Panel C. Inflation-Adjusted, Net, Equivalised Household Income for Non-Elderly Households mean p10 p50 p90 90/10 90/50 GINI 30,448 11,110 28,255 50,782 4.56 1.80 0.296 28,266 9,139 25,765 49,258 5.38 1.92 0.322 34,376 10,475 29,987 60,085 5.72 2.01 0.348 32,725 10,017 28,749 57,643 5.74 2.01 0.345 38,441 12,401 32,154 67,433 5.43 2.10 0.361 38,649 11,703 32,290 68,823 5.87 2.14 0.366 39,285 12,085 32,291 70,095 5.79 2.18 0.371 38,981 12,076 32,465 70,049 5.80 2.16 0.365 37,907 11,712 31,364 68,399 5.84 2.18 0.367 38,355 11,877 31,695 68,595 5.78 2.16 0.366 37,593 11,053 31,234 68,010 6.15 2.18 0.368 37,417 10,825 30,392 68,001 6.28 2.24 0.379
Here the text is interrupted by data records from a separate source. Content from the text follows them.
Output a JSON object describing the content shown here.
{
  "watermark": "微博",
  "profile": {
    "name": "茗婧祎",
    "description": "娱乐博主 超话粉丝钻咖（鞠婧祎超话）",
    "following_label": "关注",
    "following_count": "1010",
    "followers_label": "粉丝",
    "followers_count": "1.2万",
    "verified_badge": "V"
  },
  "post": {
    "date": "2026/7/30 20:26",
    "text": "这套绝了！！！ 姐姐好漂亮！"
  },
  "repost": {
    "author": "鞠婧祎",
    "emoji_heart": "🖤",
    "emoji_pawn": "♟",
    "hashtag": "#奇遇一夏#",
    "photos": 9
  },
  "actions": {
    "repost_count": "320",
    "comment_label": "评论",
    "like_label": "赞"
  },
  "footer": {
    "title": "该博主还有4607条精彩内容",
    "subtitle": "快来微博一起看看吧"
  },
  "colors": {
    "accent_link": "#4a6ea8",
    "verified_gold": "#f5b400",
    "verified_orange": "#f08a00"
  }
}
Panel D. Household Poverty Measures (Using Census "Money Income") Household Poverty Using Census Thresholds 60% of Median

12.1%
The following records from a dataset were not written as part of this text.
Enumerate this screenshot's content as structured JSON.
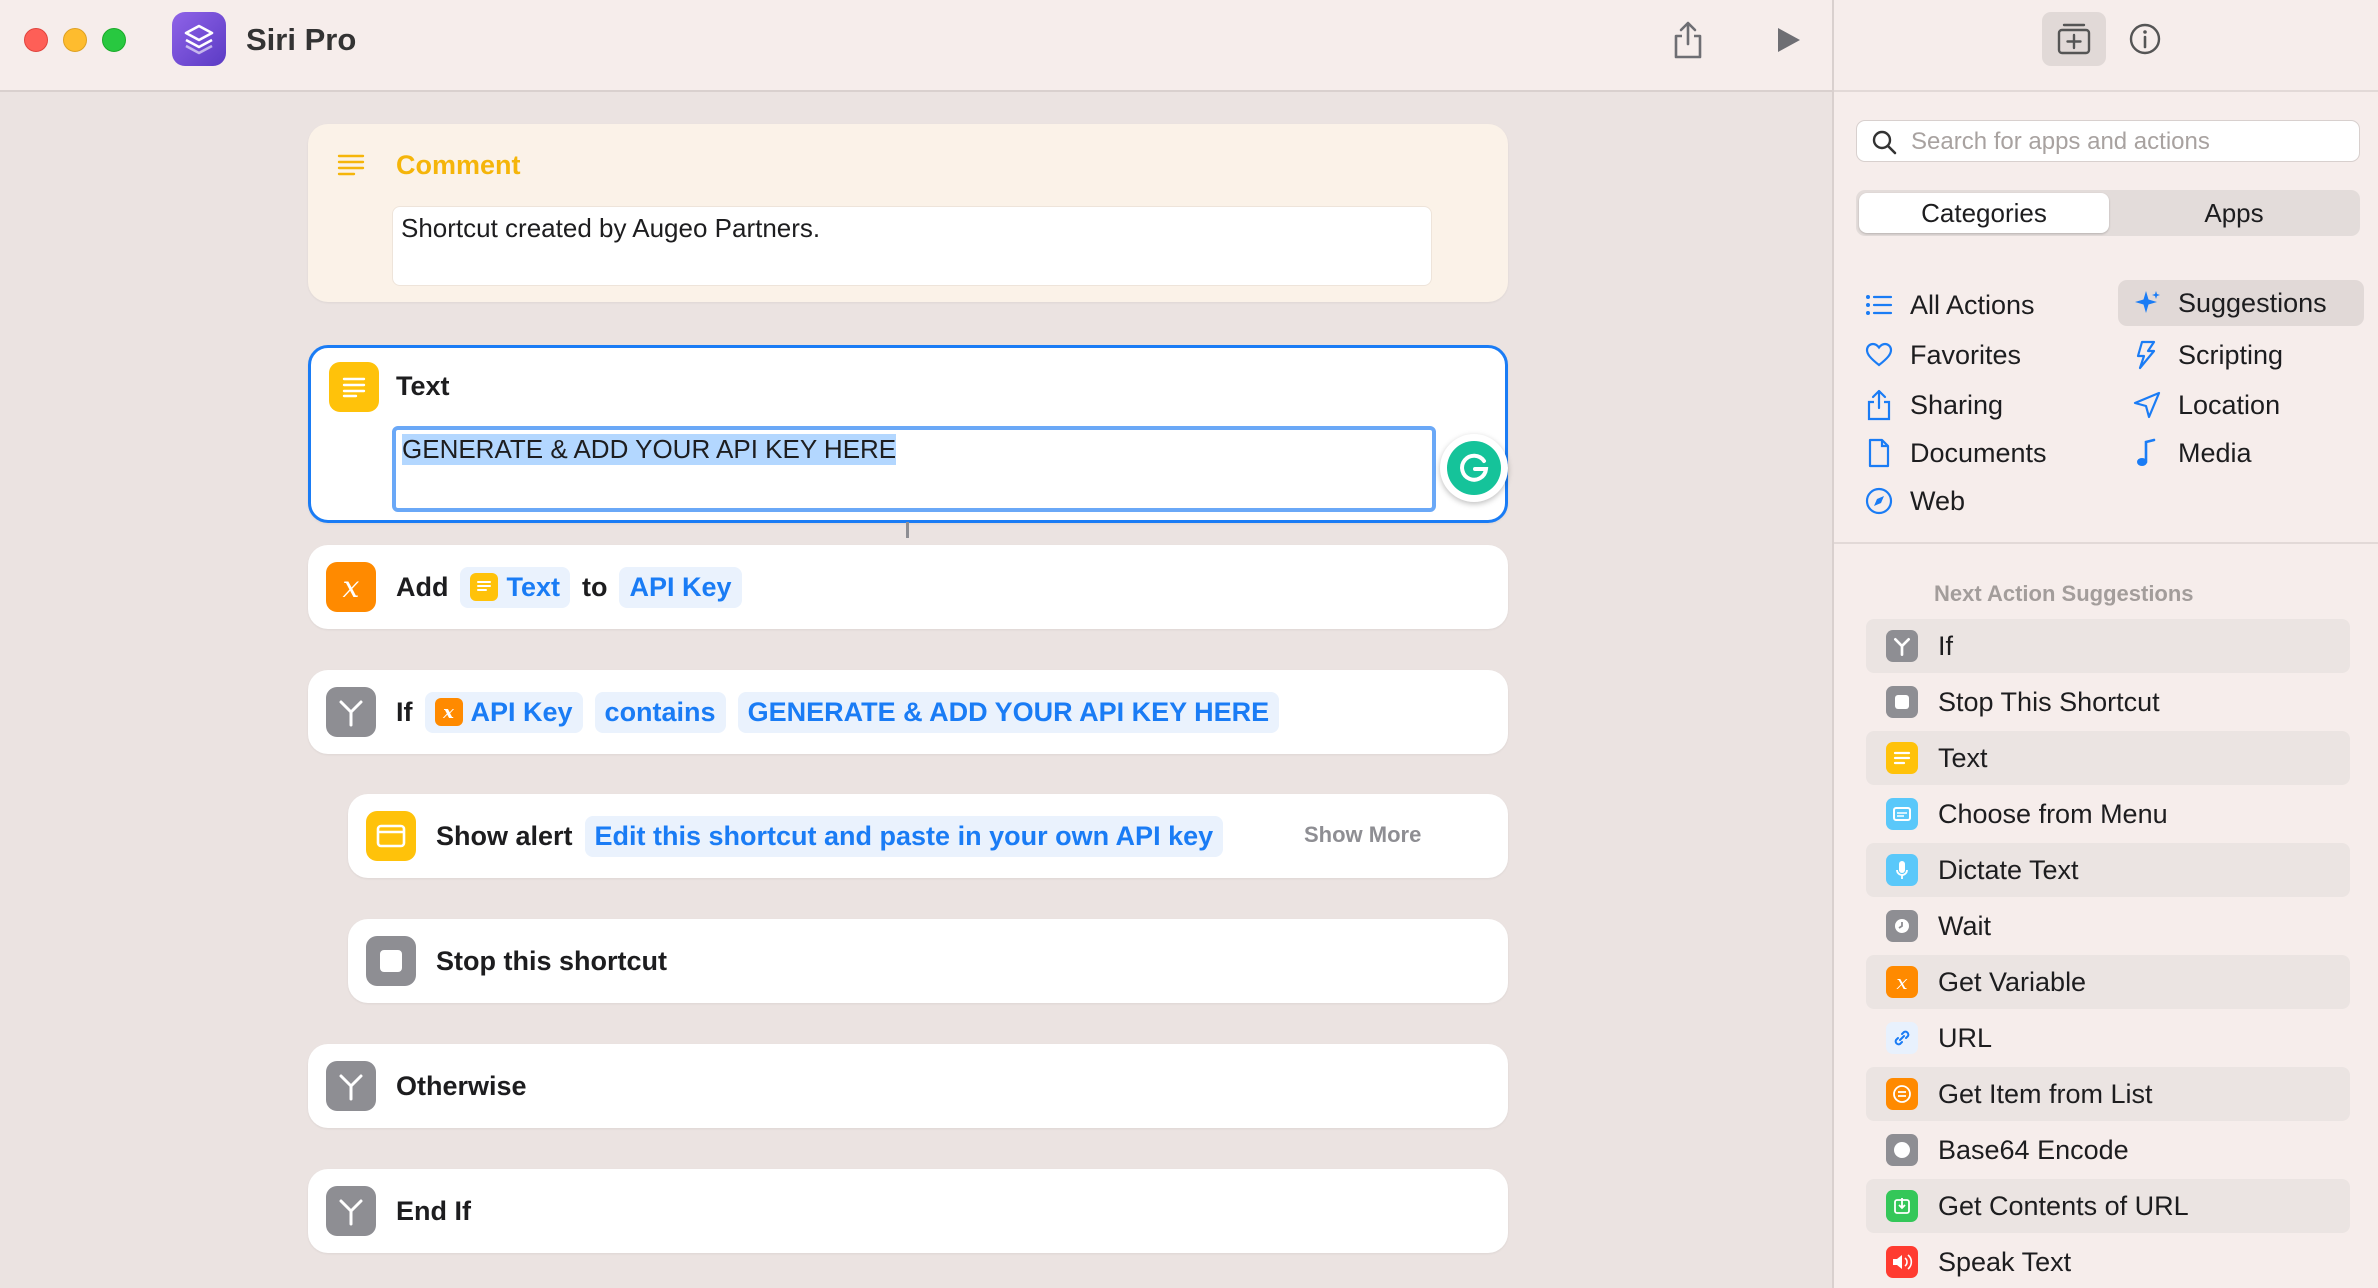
{
  "window": {
    "title": "Siri Pro"
  },
  "toolbar": {
    "share_icon": "share-icon",
    "run_icon": "play-icon"
  },
  "sidebar_toolbar": {
    "library_icon": "action-library-icon",
    "info_icon": "info-icon"
  },
  "editor": {
    "comment": {
      "label": "Comment",
      "body": "Shortcut created by Augeo Partners."
    },
    "text_action": {
      "label": "Text",
      "value": "GENERATE & ADD YOUR API KEY HERE"
    },
    "add_action": {
      "label": "Add",
      "input": "Text",
      "connector": "to",
      "variable": "API Key"
    },
    "if_action": {
      "label": "If",
      "variable": "API Key",
      "operator": "contains",
      "value": "GENERATE & ADD YOUR API KEY HERE"
    },
    "alert_action": {
      "label": "Show alert",
      "message": "Edit this shortcut and paste in your own API key",
      "show_more": "Show More"
    },
    "stop_action": {
      "label": "Stop this shortcut"
    },
    "otherwise_action": {
      "label": "Otherwise"
    },
    "endif_action": {
      "label": "End If"
    }
  },
  "sidebar": {
    "search_placeholder": "Search for apps and actions",
    "segments": [
      "Categories",
      "Apps"
    ],
    "categories": [
      {
        "label": "All Actions",
        "icon": "list-icon"
      },
      {
        "label": "Suggestions",
        "icon": "sparkle-icon",
        "selected": true
      },
      {
        "label": "Favorites",
        "icon": "heart-icon"
      },
      {
        "label": "Scripting",
        "icon": "scripting-icon"
      },
      {
        "label": "Sharing",
        "icon": "share-icon"
      },
      {
        "label": "Location",
        "icon": "location-arrow-icon"
      },
      {
        "label": "Documents",
        "icon": "document-icon"
      },
      {
        "label": "Media",
        "icon": "music-note-icon"
      },
      {
        "label": "Web",
        "icon": "compass-icon"
      }
    ],
    "next_title": "Next Action Suggestions",
    "suggestions": [
      {
        "label": "If",
        "color": "#8e8e93"
      },
      {
        "label": "Stop This Shortcut",
        "color": "#8e8e93"
      },
      {
        "label": "Text",
        "color": "#ffc20a"
      },
      {
        "label": "Choose from Menu",
        "color": "#5ac8fa"
      },
      {
        "label": "Dictate Text",
        "color": "#5ac8fa"
      },
      {
        "label": "Wait",
        "color": "#8e8e93"
      },
      {
        "label": "Get Variable",
        "color": "#ff8a00"
      },
      {
        "label": "URL",
        "color": "#1a7cf5"
      },
      {
        "label": "Get Item from List",
        "color": "#ff8a00"
      },
      {
        "label": "Base64 Encode",
        "color": "#8e8e93"
      },
      {
        "label": "Get Contents of URL",
        "color": "#34c759"
      },
      {
        "label": "Speak Text",
        "color": "#ff3b30"
      }
    ]
  },
  "colors": {
    "accent": "#1a7cf5",
    "comment_yellow": "#f5b50a",
    "variable_orange": "#ff8a00",
    "grammarly_green": "#15c39a"
  }
}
14.7%

12.2%

13.9%

11.2%

12.4%

12.1%

12.2%

12.7%

13.4%

14.1%

14.3%

29.3%

29.9%

30.1%

30.2%

30.0%

30.4%

29.9%

30.2%
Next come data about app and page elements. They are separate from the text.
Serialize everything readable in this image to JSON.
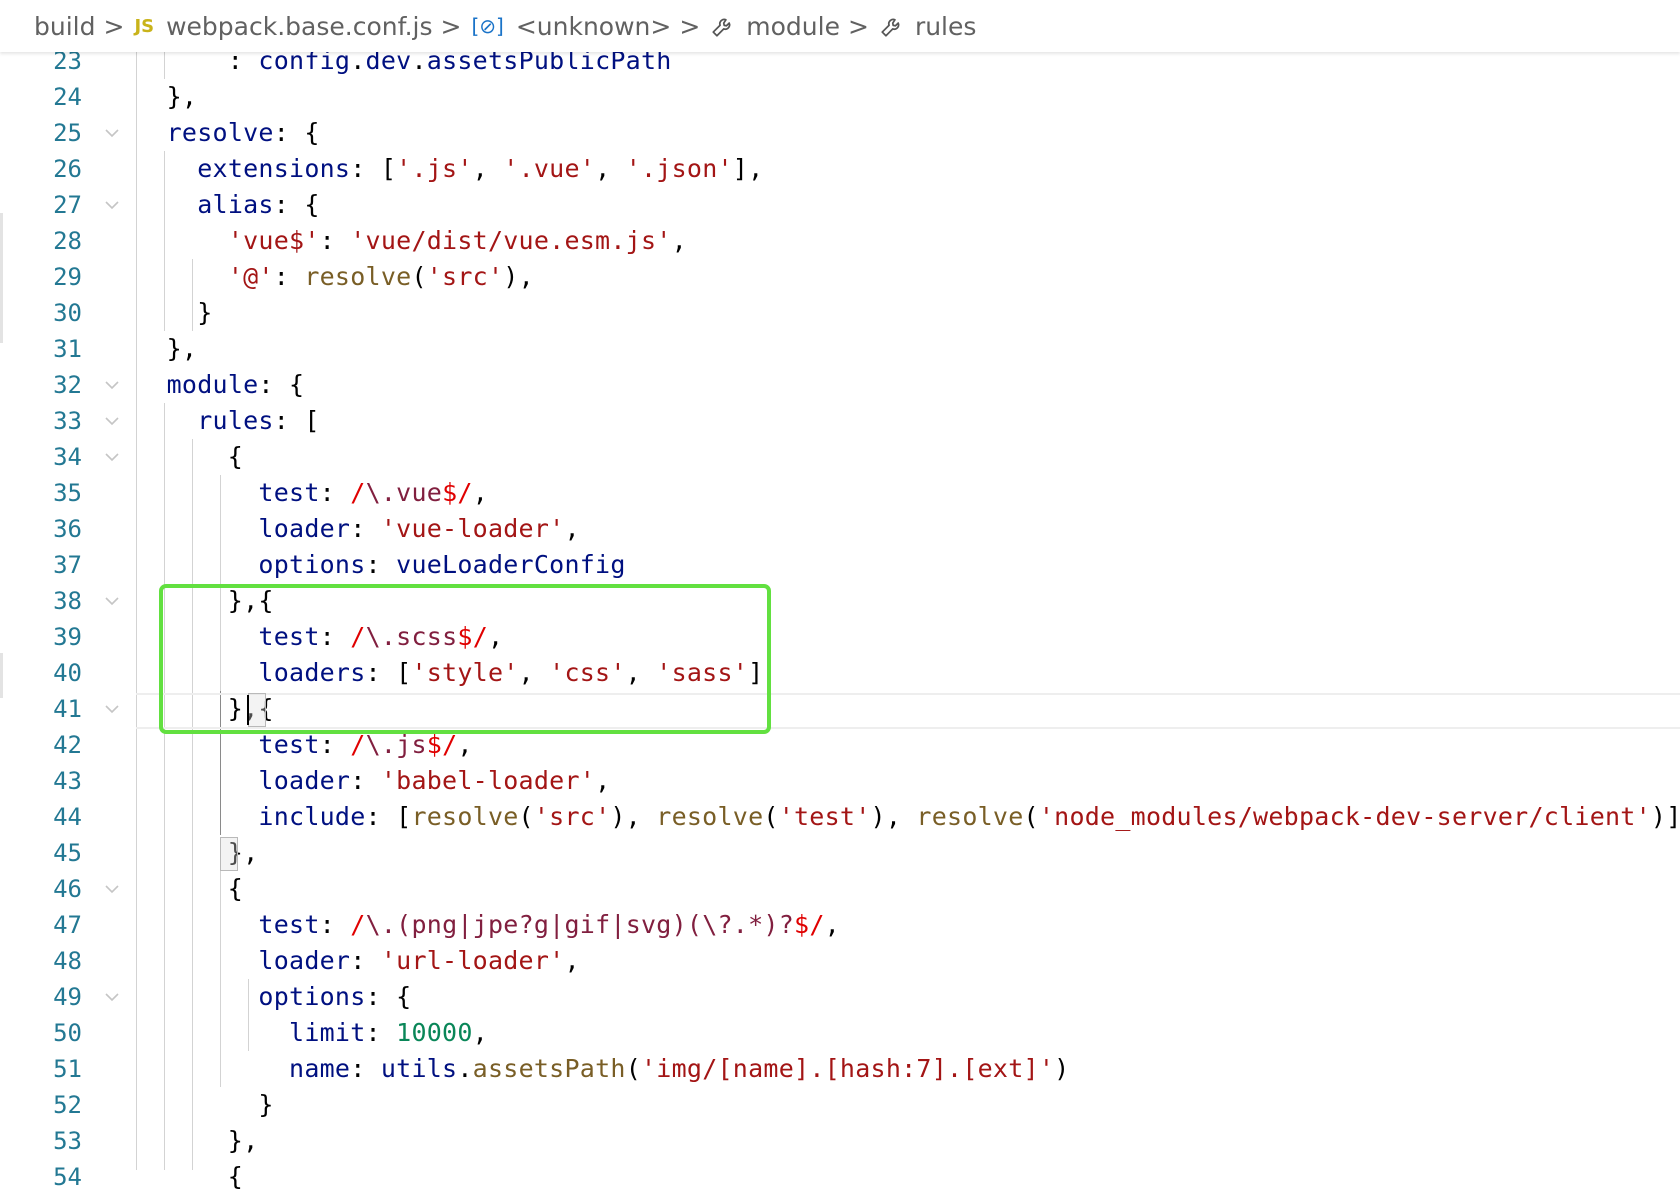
{
  "breadcrumb": {
    "items": [
      {
        "label": "build",
        "icon": ""
      },
      {
        "label": "webpack.base.conf.js",
        "icon": "JS"
      },
      {
        "label": "<unknown>",
        "icon": "symbol-variable"
      },
      {
        "label": "module",
        "icon": "wrench"
      },
      {
        "label": "rules",
        "icon": "wrench"
      }
    ],
    "separator": ">"
  },
  "colors": {
    "highlight_box": "#62e040",
    "line_number": "#237893",
    "keyword": "#001080",
    "string": "#a31515",
    "regex": "#811f3f"
  },
  "editor": {
    "lines": [
      {
        "n": "23",
        "fold": false
      },
      {
        "n": "24",
        "fold": false
      },
      {
        "n": "25",
        "fold": true
      },
      {
        "n": "26",
        "fold": false
      },
      {
        "n": "27",
        "fold": true
      },
      {
        "n": "28",
        "fold": false
      },
      {
        "n": "29",
        "fold": false
      },
      {
        "n": "30",
        "fold": false
      },
      {
        "n": "31",
        "fold": false
      },
      {
        "n": "32",
        "fold": true
      },
      {
        "n": "33",
        "fold": true
      },
      {
        "n": "34",
        "fold": true
      },
      {
        "n": "35",
        "fold": false
      },
      {
        "n": "36",
        "fold": false
      },
      {
        "n": "37",
        "fold": false
      },
      {
        "n": "38",
        "fold": true
      },
      {
        "n": "39",
        "fold": false
      },
      {
        "n": "40",
        "fold": false
      },
      {
        "n": "41",
        "fold": true
      },
      {
        "n": "42",
        "fold": false
      },
      {
        "n": "43",
        "fold": false
      },
      {
        "n": "44",
        "fold": false
      },
      {
        "n": "45",
        "fold": false
      },
      {
        "n": "46",
        "fold": true
      },
      {
        "n": "47",
        "fold": false
      },
      {
        "n": "48",
        "fold": false
      },
      {
        "n": "49",
        "fold": true
      },
      {
        "n": "50",
        "fold": false
      },
      {
        "n": "51",
        "fold": false
      },
      {
        "n": "52",
        "fold": false
      },
      {
        "n": "53",
        "fold": false
      },
      {
        "n": "54",
        "fold": false
      }
    ],
    "code": {
      "l23_a": "      : ",
      "l23_b": "config",
      "l23_c": ".",
      "l23_d": "dev",
      "l23_e": ".",
      "l23_f": "assetsPublicPath",
      "l24": "  },",
      "l25_a": "  ",
      "l25_b": "resolve",
      "l25_c": ": {",
      "l26_a": "    ",
      "l26_b": "extensions",
      "l26_c": ": [",
      "l26_d": "'.js'",
      "l26_e": ", ",
      "l26_f": "'.vue'",
      "l26_g": ", ",
      "l26_h": "'.json'",
      "l26_i": "],",
      "l27_a": "    ",
      "l27_b": "alias",
      "l27_c": ": {",
      "l28_a": "      ",
      "l28_b": "'vue$'",
      "l28_c": ": ",
      "l28_d": "'vue/dist/vue.esm.js'",
      "l28_e": ",",
      "l29_a": "      ",
      "l29_b": "'@'",
      "l29_c": ": ",
      "l29_d": "resolve",
      "l29_e": "(",
      "l29_f": "'src'",
      "l29_g": "),",
      "l30": "    }",
      "l31": "  },",
      "l32_a": "  ",
      "l32_b": "module",
      "l32_c": ": {",
      "l33_a": "    ",
      "l33_b": "rules",
      "l33_c": ": [",
      "l34": "      {",
      "l35_a": "        ",
      "l35_b": "test",
      "l35_c": ": ",
      "l35_d": "/",
      "l35_e": "\\.",
      "l35_f": "vue",
      "l35_g": "$/",
      "l35_h": ",",
      "l36_a": "        ",
      "l36_b": "loader",
      "l36_c": ": ",
      "l36_d": "'vue-loader'",
      "l36_e": ",",
      "l37_a": "        ",
      "l37_b": "options",
      "l37_c": ": ",
      "l37_d": "vueLoaderConfig",
      "l38": "      },{",
      "l39_a": "        ",
      "l39_b": "test",
      "l39_c": ": ",
      "l39_d": "/",
      "l39_e": "\\.",
      "l39_f": "scss",
      "l39_g": "$/",
      "l39_h": ",",
      "l40_a": "        ",
      "l40_b": "loaders",
      "l40_c": ": [",
      "l40_d": "'style'",
      "l40_e": ", ",
      "l40_f": "'css'",
      "l40_g": ", ",
      "l40_h": "'sass'",
      "l40_i": "]",
      "l41": "      },{",
      "l42_a": "        ",
      "l42_b": "test",
      "l42_c": ": ",
      "l42_d": "/",
      "l42_e": "\\.",
      "l42_f": "js",
      "l42_g": "$/",
      "l42_h": ",",
      "l43_a": "        ",
      "l43_b": "loader",
      "l43_c": ": ",
      "l43_d": "'babel-loader'",
      "l43_e": ",",
      "l44_a": "        ",
      "l44_b": "include",
      "l44_c": ": [",
      "l44_d": "resolve",
      "l44_e": "(",
      "l44_f": "'src'",
      "l44_g": "), ",
      "l44_h": "resolve",
      "l44_i": "(",
      "l44_j": "'test'",
      "l44_k": "), ",
      "l44_l": "resolve",
      "l44_m": "(",
      "l44_n": "'node_modules/webpack-dev-server/client'",
      "l44_o": ")]",
      "l45": "      },",
      "l46": "      {",
      "l47_a": "        ",
      "l47_b": "test",
      "l47_c": ": ",
      "l47_d": "/",
      "l47_e": "\\.",
      "l47_f": "(png|jpe?g|gif|svg)(\\?.*)?",
      "l47_g": "$/",
      "l47_h": ",",
      "l48_a": "        ",
      "l48_b": "loader",
      "l48_c": ": ",
      "l48_d": "'url-loader'",
      "l48_e": ",",
      "l49_a": "        ",
      "l49_b": "options",
      "l49_c": ": {",
      "l50_a": "          ",
      "l50_b": "limit",
      "l50_c": ": ",
      "l50_d": "10000",
      "l50_e": ",",
      "l51_a": "          ",
      "l51_b": "name",
      "l51_c": ": ",
      "l51_d": "utils",
      "l51_e": ".",
      "l51_f": "assetsPath",
      "l51_g": "(",
      "l51_h": "'img/[name].[hash:7].[ext]'",
      "l51_i": ")",
      "l52": "        }",
      "l53": "      },",
      "l54": "      {"
    }
  }
}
30.2%

30.5%

31.0%

30.5%

By Age of Household Head: Under 25 18.5% 28.5% 25 to 34 10.1% 15.1% 35 to 64 9.4% 11.9% 65 and over 18.1% 16.6%

26.1% 12.9% 9.7% 13.8%

32.2% 15.9% 10.6% 15.5%

24.4% 11.8% 9.3% 12.0%

29.4% 14.6% 10.0% 12.1%

28.7% 14.2% 10.1% 11.3%

28.1% 14.3% 10.3% 11.6%

29.4% 15.4% 10.8% 11.4%

33.7% 16.9% 11.6% 10.3%

37.3% 17.1% 12.5% 10.6%

34.8% 18.7% 12.8% 10.3%

By Household Child Status (Heads Under 55): No Child 7.6% 10.1% 7.9% 9.3% Any Child 12.5% 18.0% 15.5% 17.8%

9.1% 12.9%

10.6% 15.1%

10.7% 15.0%

10.8% 15.2%

11.4% 16.0%

12.8% 17.6%

13.6% 18.9%

13.9% 19.0%

Addendum: Official Family Poverty Rate Published by Census Family 9.2% 12.3% 10.3% 11.9% 8.7% 10.0% 9.8% 9.8% 10.3% 11.1% 11.8% 11.8%

Source: authors analysis of CPS ORG (various years), CEPR Extracts

47

Inequality and Poverty in the Aftermath of the Great Recession

Table A4. National Income and Its Disposition ($billions)


Changes 2007-09 2009-11 -45 -151 -396 422 89 67 45 99 104 -344 299 1,080 391 357 179 49 51 35 -23 51 253 827

2007 Personal income Wage and salary disbursements Proprietors income, rental, assets Transfers Social security Medicare Medicaid Unemployment insurance Other (Including SNAP) Personal current taxes Disposable personal income 11,912 6,422 3,291 1,719 576 428 324 33 286 1,489 10,424

2009 11,867 6,270 2,896 2,140 665 495 369 131 390 1,145 10,722

2011 12,947 6,661 3,252 2,319 713 545 404 108 441 1,398 11,549

Source: BEA, NIPA Table 2.1, Dec. 2012 Revisions

48